slabs lay a great thickness of debris, probably accumulated at a time when the city was inhabited, and yet that Mycenæ was destroyed by the Dorians of Argos, about b.c. 468, at a period so early in Greek history that no authenticated coins of the city are known. It seems to have been from the depth at which the interment lay that they escaped the researches of former excavators, including Lord Elgin, upon the site. The reputed tomb of Theseus, which was rifled by Cimon the Athenian the year after the destruction of Mycenæ, must have lain nearer the surface, but the bronze spear and sword which were found in it, and which were brought with the bones in triumph from Scyros to Athens, point to its having belonged to much the same period. The spear of Achilles in the temple of Minerva at Phaselis, and the sword of Memnon in the temple of Æsculapius at Miomedia, were also of bronze, of which metal, as Pausanias observes, all the weapons of the heroic age were made.
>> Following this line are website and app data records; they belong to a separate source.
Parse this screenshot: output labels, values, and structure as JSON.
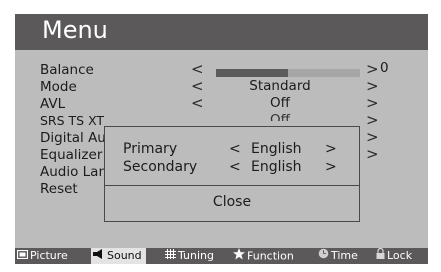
{
  "menu": {
    "title": "Menu",
    "items": [
      {
        "label": "Balance",
        "value": "0",
        "level": 0.5
      },
      {
        "label": "Mode",
        "value": "Standard"
      },
      {
        "label": "AVL",
        "value": "Off"
      },
      {
        "label": "SRS TS XT"
      },
      {
        "label": "Digital Audio Out"
      },
      {
        "label": "Equalizer"
      },
      {
        "label": "Audio Language"
      },
      {
        "label": "Reset"
      }
    ],
    "left_arrow": "<",
    "right_arrow": ">"
  },
  "popup": {
    "primary_label": "Primary",
    "primary_value": "English",
    "secondary_label": "Secondary",
    "secondary_value": "English",
    "left_arrow": "<",
    "right_arrow": ">",
    "close_label": "Close"
  },
  "footer": {
    "tabs": [
      {
        "label": "Picture",
        "icon": "picture-icon"
      },
      {
        "label": "Sound",
        "icon": "speaker-icon",
        "active": true
      },
      {
        "label": "Tuning",
        "icon": "grid-icon"
      },
      {
        "label": "Function",
        "icon": "star-icon"
      },
      {
        "label": "Time",
        "icon": "clock-icon"
      },
      {
        "label": "Lock",
        "icon": "lock-icon"
      }
    ]
  }
}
Had Augustus but known of the buried treasures of Mycenæ when he was collecting the arena herotun for his museum at Caprea, the researches of Dr. Schliemann might have been in vain.
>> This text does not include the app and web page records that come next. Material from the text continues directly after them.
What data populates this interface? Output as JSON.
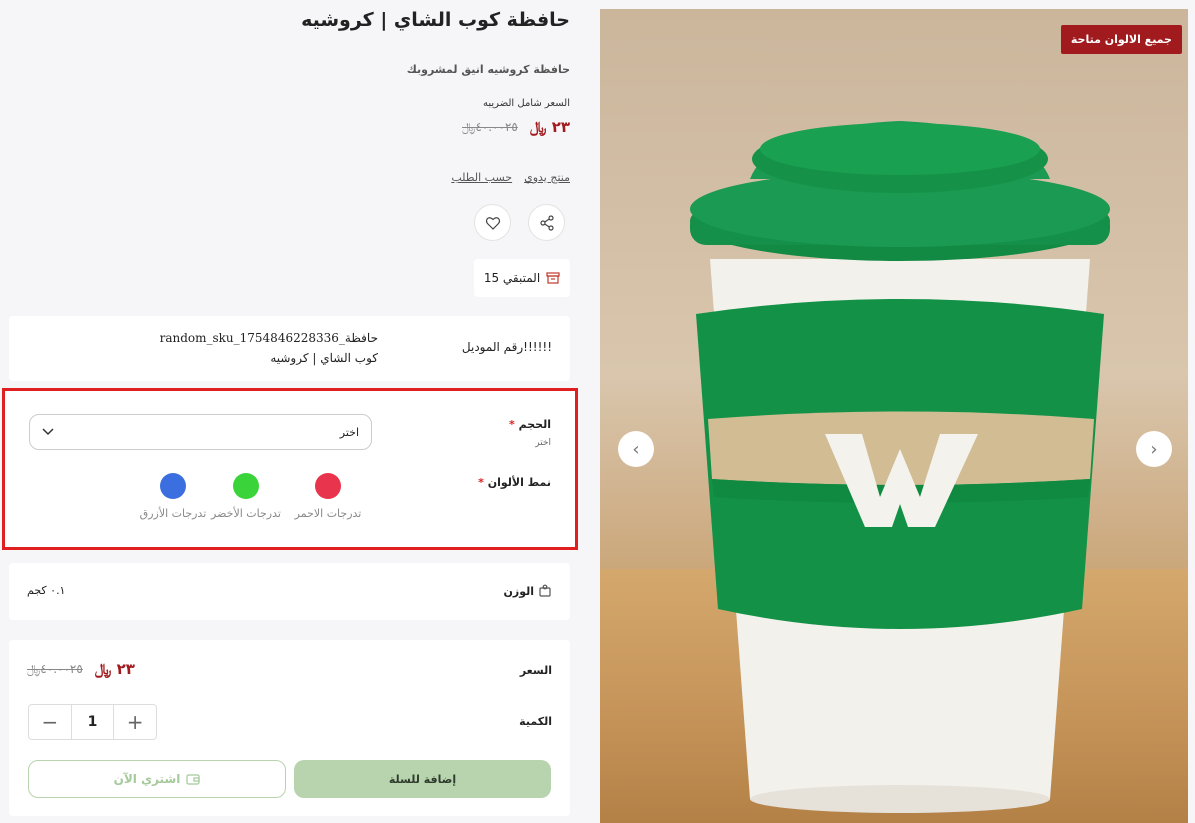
{
  "product": {
    "title": "حافظة كوب الشاي | كروشيه",
    "subtitle": "حافظة كروشيه انيق لمشروبك",
    "tax_note": "السعر شامل الضريبه",
    "price_now": "٢٣",
    "price_old": "٤٠.٠٠٢٥",
    "currency": "﷼",
    "tags": [
      "منتج يدوي",
      "حسب الطلب"
    ],
    "stock_text": "المتبقي 15"
  },
  "gallery": {
    "badge": "جميع الالوان متاحة",
    "prev_icon": "chevron-left-icon",
    "next_icon": "chevron-right-icon",
    "cup_letter": "W"
  },
  "model": {
    "label": "!!!!!!رقم الموديل",
    "sku": "حافظة_random_sku_1754846228336",
    "name": "كوب الشاي | كروشيه"
  },
  "options": {
    "size_label": "الحجم",
    "size_hint": "اختر",
    "size_value": "اختر",
    "colors_label": "نمط الألوان",
    "colors": [
      {
        "label": "تدرجات الاحمر",
        "color": "#e8344c"
      },
      {
        "label": "تدرجات الأخضر",
        "color": "#3ad43a"
      },
      {
        "label": "تدرجات الأزرق",
        "color": "#3b6fe0"
      }
    ]
  },
  "weight": {
    "label": "الوزن",
    "value": "٠.١ كجم"
  },
  "purchase": {
    "price_label": "السعر",
    "price_now": "٢٣",
    "price_old": "٤٠.٠٠٢٥",
    "qty_label": "الكمية",
    "qty_value": "1",
    "add_to_cart": "إضافة للسلة",
    "buy_now": "اشتري الآن"
  }
}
As it is, he is to be congratulated not only on the extent and importance of his discoveries, but also on his investigation having brought to light those horned Juno idols which he anticipated finding. His theory of some of the owl-like figures from Hissarlik bearing reference to the name of γλαυκώπις Άθήνη has met with more ridicule than it deserved, and if the discovery of those horned figures of βοώπις πότνια Ήρη should be substantiated. Dr. Schliemann will be fairly entitled to claim the victory over his adversaries. Under any circumstances both he and his no less enterprising helpmeet deserve the most cordial thanks of all scholars and antiquaries. J. E.
From The Pall Mall Gazette.
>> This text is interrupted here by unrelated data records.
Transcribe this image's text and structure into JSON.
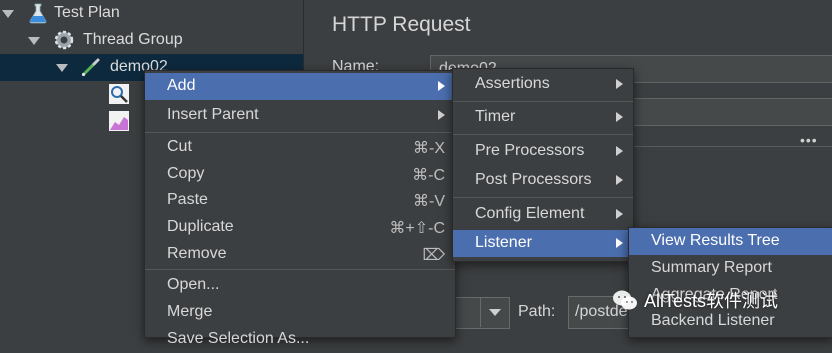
{
  "tree": {
    "items": [
      {
        "label": "Test Plan",
        "icon": "flask-icon"
      },
      {
        "label": "Thread Group",
        "icon": "gear-icon"
      },
      {
        "label": "demo02",
        "icon": "pipette-icon"
      },
      {
        "label": "",
        "icon": "magnifier-icon"
      },
      {
        "label": "",
        "icon": "graph-icon"
      }
    ]
  },
  "panel": {
    "title": "HTTP Request",
    "name_label": "Name:",
    "name_value": "demo02",
    "more_icon": "•••",
    "path_label": "Path:",
    "path_value": "/postde"
  },
  "context_menu": {
    "items": [
      {
        "label": "Add",
        "shortcut": "",
        "submenu": true,
        "highlighted": true
      },
      {
        "label": "Insert Parent",
        "shortcut": "",
        "submenu": true,
        "highlighted": false
      },
      {
        "label": "Cut",
        "shortcut": "⌘-X",
        "submenu": false,
        "highlighted": false
      },
      {
        "label": "Copy",
        "shortcut": "⌘-C",
        "submenu": false,
        "highlighted": false
      },
      {
        "label": "Paste",
        "shortcut": "⌘-V",
        "submenu": false,
        "highlighted": false
      },
      {
        "label": "Duplicate",
        "shortcut": "⌘+⇧-C",
        "submenu": false,
        "highlighted": false
      },
      {
        "label": "Remove",
        "shortcut": "⌦",
        "submenu": false,
        "highlighted": false
      },
      {
        "label": "Open...",
        "shortcut": "",
        "submenu": false,
        "highlighted": false
      },
      {
        "label": "Merge",
        "shortcut": "",
        "submenu": false,
        "highlighted": false
      },
      {
        "label": "Save Selection As...",
        "shortcut": "",
        "submenu": false,
        "highlighted": false
      }
    ]
  },
  "add_menu": {
    "items": [
      {
        "label": "Assertions",
        "highlighted": false
      },
      {
        "label": "Timer",
        "highlighted": false
      },
      {
        "label": "Pre Processors",
        "highlighted": false
      },
      {
        "label": "Post Processors",
        "highlighted": false
      },
      {
        "label": "Config Element",
        "highlighted": false
      },
      {
        "label": "Listener",
        "highlighted": true
      }
    ]
  },
  "listener_menu": {
    "items": [
      {
        "label": "View Results Tree",
        "highlighted": true
      },
      {
        "label": "Summary Report",
        "highlighted": false
      },
      {
        "label": "Aggregate Report",
        "highlighted": false
      },
      {
        "label": "Backend Listener",
        "highlighted": false
      }
    ]
  },
  "watermark": {
    "text": "AllTests软件测试"
  },
  "colors": {
    "background": "#3c3f41",
    "highlight": "#4b6eaf",
    "tree_selection": "#0d293e"
  }
}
Lord Redesdale's promotion may suggest some reflections on the composition of the order in the peerage to which he will henceforth belong. Though an earldom is the most ancient of English titles of nobility, the senior existing earldom of England not merged in a higher title dates only from the reign of Henry VI.; and Lord Shrewsbury has a precedence of forty-three years over Lord Derby, the second earl on the roll of peers, whose ancestor was raised to the rank which his descendant now enjoys by Henry VII. The third earldom, Huntingdon, was created by Henry VIII.; the fourth, Pembroke, by the government of Edward VI.; the fifth, Devon, by Queen Mary; the next three — Suffolk, Denbigh, and Westmoreland — by James I.; the next four — Lindsey, Stamford, Winchilsea, and Chesterfield — by Charles I.; the next seven — Sandwich, Essex, Carlisle, Doncaster (the title by which the Duke of Buccleuch sits in the House), Shaftesbury, Berkeley, and Abingdon — by Charles II.; the next four — Scarborough, Albemarle, Coventry, and Jersey — by William III.; while the last surviving earldom in the peerage of England, not merged in a higher title, is that of Poulett, which dates from the reign of Queen Anne. The remaining earls in the House of Lords are, of course, either "of Great Britain" or "of the United Kingdom," or representative peers for Scotland or Ireland. Several dukes and marquises, however, hold earldoms of early creation. Thus, the Duke of Norfolk is Earl of Arundel, and premier earl, the Duke of Beaufort is Earl of Worcester (1514), and the Duke of Rutland is descended from Thomas Manners, thirteenth Lord De Ros, created Earl of Rutland in 1525. This peer, by the way, made a pun in dog Latin about his creation, observing to Sir Thomas More, lord chancellor, "Honores mutant Mores" "Nay, by your leave, my lord," replied More, "the pun is better in English — 'Honors change manners.'"
The English earldoms now in existence, and dating back from the fifteenth century, appear to be but three in number, while those dating from the sixteenth century may be counted on one's fingers. Indeed, though the aristocracy of birth in this country is both ancient and illustrious, the titles borne by its members are nearly all of modern origin. The oldest barony, that of De Ros, dates from 1264, the 49th of Henry III., though the Irish barony of Kinsale was created by Henry II. in 1181. But hardly a score of baronies can boast an older origin than the reign of James I., the first of our princes who seems to have bestowed honors with a prodigal, not to say a reckless hand. Yet long before his time "the commonalty murmured that there were never so many gentlemen or so little gentleness." Meanwhile, it is satisfactory to know that, in spite of pretty numerous creations in late years, the peerage at the present day probably bears a